Data for review:
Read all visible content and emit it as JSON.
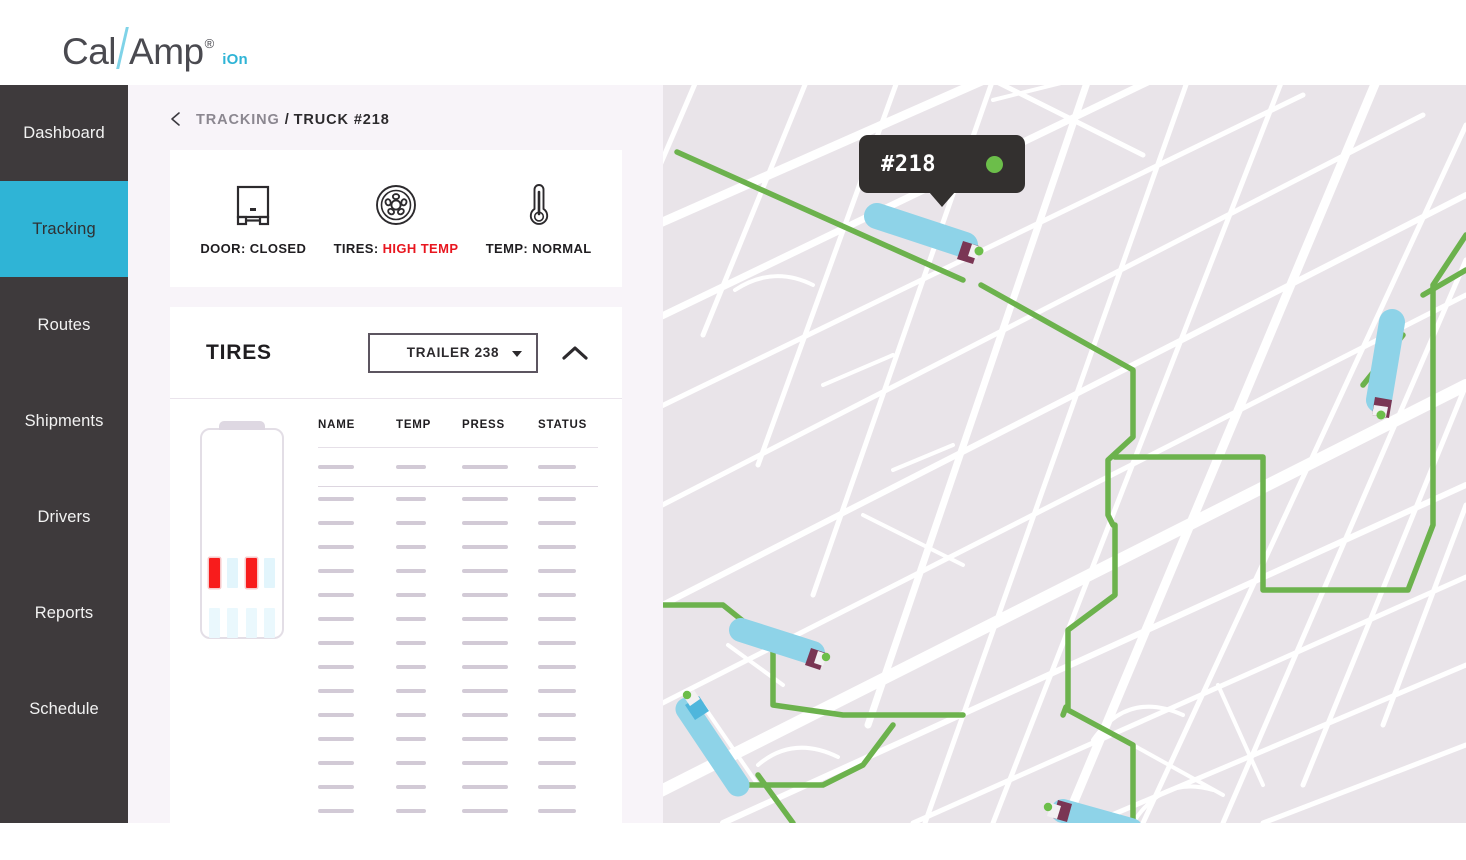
{
  "brand": {
    "name_part1": "Cal",
    "name_part2": "Amp",
    "registered": "®",
    "product": "iOn",
    "accent_color": "#2fb4d6",
    "slash_color": "#7fd3e8"
  },
  "sidebar": {
    "items": [
      {
        "label": "Dashboard",
        "active": false
      },
      {
        "label": "Tracking",
        "active": true
      },
      {
        "label": "Routes",
        "active": false
      },
      {
        "label": "Shipments",
        "active": false
      },
      {
        "label": "Drivers",
        "active": false
      },
      {
        "label": "Reports",
        "active": false
      },
      {
        "label": "Schedule",
        "active": false
      }
    ],
    "bg_color": "#3e3a3c",
    "active_color": "#2fb4d6"
  },
  "breadcrumb": {
    "back_icon": "chevron-left-icon",
    "section": "TRACKING",
    "separator": "/",
    "current": "TRUCK #218"
  },
  "status_card": {
    "items": [
      {
        "icon": "trailer-door-icon",
        "prefix": "DOOR:",
        "value": "CLOSED",
        "alert": false
      },
      {
        "icon": "tire-wheel-icon",
        "prefix": "TIRES:",
        "value": "HIGH TEMP",
        "alert": true
      },
      {
        "icon": "thermometer-icon",
        "prefix": "TEMP:",
        "value": "NORMAL",
        "alert": false
      }
    ],
    "alert_color": "#e8161f"
  },
  "tires_panel": {
    "title": "TIRES",
    "trailer_select": {
      "value": "TRAILER 238",
      "caret_icon": "chevron-down-icon"
    },
    "collapse_icon": "chevron-up-icon",
    "diagram": {
      "name": "trailer-top-view",
      "axles": [
        {
          "name": "front-axle",
          "left_tires": [
            {
              "status": "high-temp"
            },
            {
              "status": "normal"
            }
          ],
          "right_tires": [
            {
              "status": "high-temp"
            },
            {
              "status": "normal"
            }
          ]
        },
        {
          "name": "rear-axle",
          "left_tires": [
            {
              "status": "normal"
            },
            {
              "status": "normal"
            }
          ],
          "right_tires": [
            {
              "status": "normal"
            },
            {
              "status": "normal"
            }
          ]
        }
      ],
      "hot_color": "#f81c1c",
      "normal_color": "#e2f5fc"
    },
    "table": {
      "columns": [
        "NAME",
        "TEMP",
        "PRESS",
        "STATUS"
      ],
      "rows_loading": true,
      "lead_row_count": 1,
      "body_row_count": 14
    }
  },
  "map": {
    "background_color": "#e9e4e9",
    "road_color": "#ffffff",
    "route_color": "#6cb24d",
    "vehicle_body_color": "#8ed3e8",
    "vehicle_cab_color": "#7a3654",
    "tooltip": {
      "label": "#218",
      "status_dot_color": "#6cbe4a"
    },
    "vehicles": [
      {
        "name": "truck-218",
        "selected": true
      },
      {
        "name": "truck-right-edge",
        "selected": false
      },
      {
        "name": "truck-lower-left",
        "selected": false
      },
      {
        "name": "truck-lower-center",
        "selected": false
      },
      {
        "name": "truck-lower-right",
        "selected": false
      }
    ]
  }
}
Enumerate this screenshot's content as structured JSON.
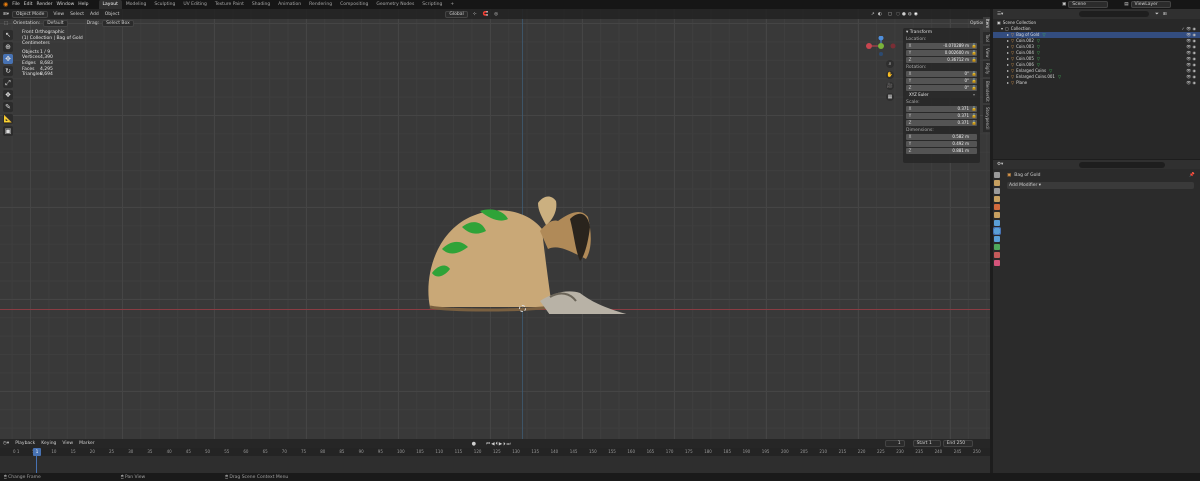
{
  "topbar": {
    "menus": [
      "File",
      "Edit",
      "Render",
      "Window",
      "Help"
    ],
    "workspaces": [
      "Layout",
      "Modeling",
      "Sculpting",
      "UV Editing",
      "Texture Paint",
      "Shading",
      "Animation",
      "Rendering",
      "Compositing",
      "Geometry Nodes",
      "Scripting"
    ],
    "active_workspace": "Layout",
    "scene": "Scene",
    "view_layer": "ViewLayer"
  },
  "viewport_header": {
    "mode": "Object Mode",
    "menus": [
      "View",
      "Select",
      "Add",
      "Object"
    ],
    "transform_orientation": "Global",
    "options_label": "Options",
    "orientation_label": "Orientation:",
    "orientation_value": "Default",
    "drag_label": "Drag:",
    "drag_value": "Select Box"
  },
  "stats": {
    "view": "Front Orthographic",
    "context": "(1) Collection | Bag of Gold",
    "units": "Centimeters",
    "rows": [
      {
        "k": "Objects",
        "v": "1 / 9"
      },
      {
        "k": "Vertices",
        "v": "4,390"
      },
      {
        "k": "Edges",
        "v": "8,683"
      },
      {
        "k": "Faces",
        "v": "4,295"
      },
      {
        "k": "Triangles",
        "v": "8,694"
      }
    ]
  },
  "npanel": {
    "title": "Transform",
    "location_label": "Location:",
    "location": [
      "-0.070289 m",
      "0.002600 m",
      "0.36712 m"
    ],
    "rotation_label": "Rotation:",
    "rotation": [
      "0°",
      "0°",
      "0°"
    ],
    "rotation_mode": "XYZ Euler",
    "scale_label": "Scale:",
    "scale": [
      "0.371",
      "0.371",
      "0.371"
    ],
    "dimensions_label": "Dimensions:",
    "dimensions": [
      "0.582 m",
      "0.492 m",
      "0.881 m"
    ],
    "axes": [
      "X",
      "Y",
      "Z"
    ],
    "side_tabs": [
      "Item",
      "Tool",
      "View",
      "Rigify",
      "BlenderKit",
      "Storypencil"
    ]
  },
  "outliner": {
    "root": "Scene Collection",
    "collection": "Collection",
    "items": [
      "Bag of Gold",
      "Coin.002",
      "Coin.003",
      "Coin.004",
      "Coin.005",
      "Coin.006",
      "Enlarged Coins",
      "Enlarged Coins.001",
      "Plane"
    ],
    "search_placeholder": ""
  },
  "properties": {
    "object_name": "Bag of Gold",
    "add_modifier": "Add Modifier",
    "tab_colors": [
      "#9a9a9a",
      "#c7a060",
      "#9a9a9a",
      "#c7a060",
      "#d26a3c",
      "#c7a060",
      "#5a9fd6",
      "#5a9fd6",
      "#5a9fd6",
      "#4fa85a",
      "#c45a5a",
      "#d4547a"
    ]
  },
  "timeline": {
    "menus": [
      "Playback",
      "Keying",
      "View",
      "Marker"
    ],
    "current_frame": "1",
    "start_label": "Start",
    "start": "1",
    "end_label": "End",
    "end": "250",
    "ticks": [
      "0",
      "1",
      "5",
      "10",
      "15",
      "20",
      "25",
      "30",
      "35",
      "40",
      "45",
      "50",
      "55",
      "60",
      "65",
      "70",
      "75",
      "80",
      "85",
      "90",
      "95",
      "100",
      "105",
      "110",
      "115",
      "120",
      "125",
      "130",
      "135",
      "140",
      "145",
      "150",
      "155",
      "160",
      "165",
      "170",
      "175",
      "180",
      "185",
      "190",
      "195",
      "200",
      "205",
      "210",
      "215",
      "220",
      "225",
      "230",
      "235",
      "240",
      "245",
      "250"
    ]
  },
  "statusbar": {
    "items": [
      "Change Frame",
      "Pan View",
      "Drag Scene Context Menu"
    ]
  },
  "colors": {
    "accent": "#4772b3",
    "x_axis": "#c8454f",
    "y_axis": "#7ab33a",
    "z_axis": "#4f8fdc"
  }
}
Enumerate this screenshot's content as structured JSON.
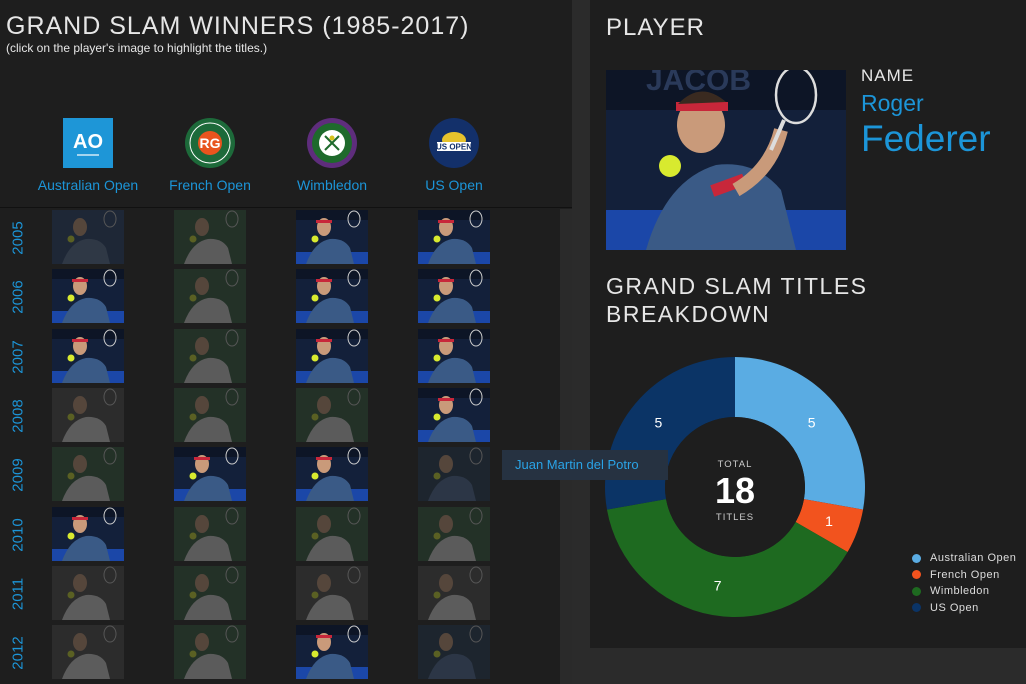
{
  "header": {
    "title": "GRAND SLAM WINNERS (1985-2017)",
    "subtitle": "(click on the player's image to highlight the titles.)"
  },
  "tournaments": [
    {
      "name": "Australian Open",
      "logo_text": "AO",
      "color": "#1e96d7"
    },
    {
      "name": "French Open",
      "logo_text": "ROLAND GARROS",
      "color": "#e8541e"
    },
    {
      "name": "Wimbledon",
      "logo_text": "WIMBLEDON",
      "color": "#5e2d7c"
    },
    {
      "name": "US Open",
      "logo_text": "US OPEN",
      "color": "#1f3e7a"
    }
  ],
  "years": [
    {
      "year": "2005",
      "cells": [
        "other-blue",
        "green",
        "federer",
        "federer"
      ]
    },
    {
      "year": "2006",
      "cells": [
        "federer",
        "green",
        "federer",
        "federer"
      ]
    },
    {
      "year": "2007",
      "cells": [
        "federer",
        "green",
        "federer",
        "federer"
      ]
    },
    {
      "year": "2008",
      "cells": [
        "grey",
        "green",
        "green",
        "federer"
      ]
    },
    {
      "year": "2009",
      "cells": [
        "green",
        "federer",
        "federer",
        "navy"
      ]
    },
    {
      "year": "2010",
      "cells": [
        "federer",
        "green",
        "green",
        "green"
      ]
    },
    {
      "year": "2011",
      "cells": [
        "grey",
        "green",
        "grey",
        "grey"
      ]
    },
    {
      "year": "2012",
      "cells": [
        "grey",
        "green",
        "federer",
        "navy"
      ]
    }
  ],
  "player": {
    "heading": "PLAYER",
    "name_label": "NAME",
    "first_name": "Roger",
    "last_name": "Federer",
    "photo": "player-photo"
  },
  "breakdown": {
    "title": "GRAND SLAM TITLES BREAKDOWN",
    "total_label": "TOTAL",
    "total": "18",
    "unit_label": "TITLES"
  },
  "chart_data": {
    "type": "pie",
    "title": "GRAND SLAM TITLES BREAKDOWN",
    "categories": [
      "Australian Open",
      "French Open",
      "Wimbledon",
      "US Open"
    ],
    "values": [
      5,
      1,
      7,
      5
    ],
    "colors": [
      "#5aace3",
      "#f2531e",
      "#1e6a20",
      "#0b3466"
    ],
    "legend_placement": "bottom-right"
  },
  "tooltip": {
    "text": "Juan Martin del Potro"
  }
}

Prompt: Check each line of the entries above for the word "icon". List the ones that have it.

Output for this exercise:
    "back_icon": "chevron-left-icon",
        "icon": "trailer-door-icon",
        "icon": "tire-wheel-icon",
        "icon": "thermometer-icon",
      "caret_icon": "chevron-down-icon"
    "collapse_icon": "chevron-up-icon",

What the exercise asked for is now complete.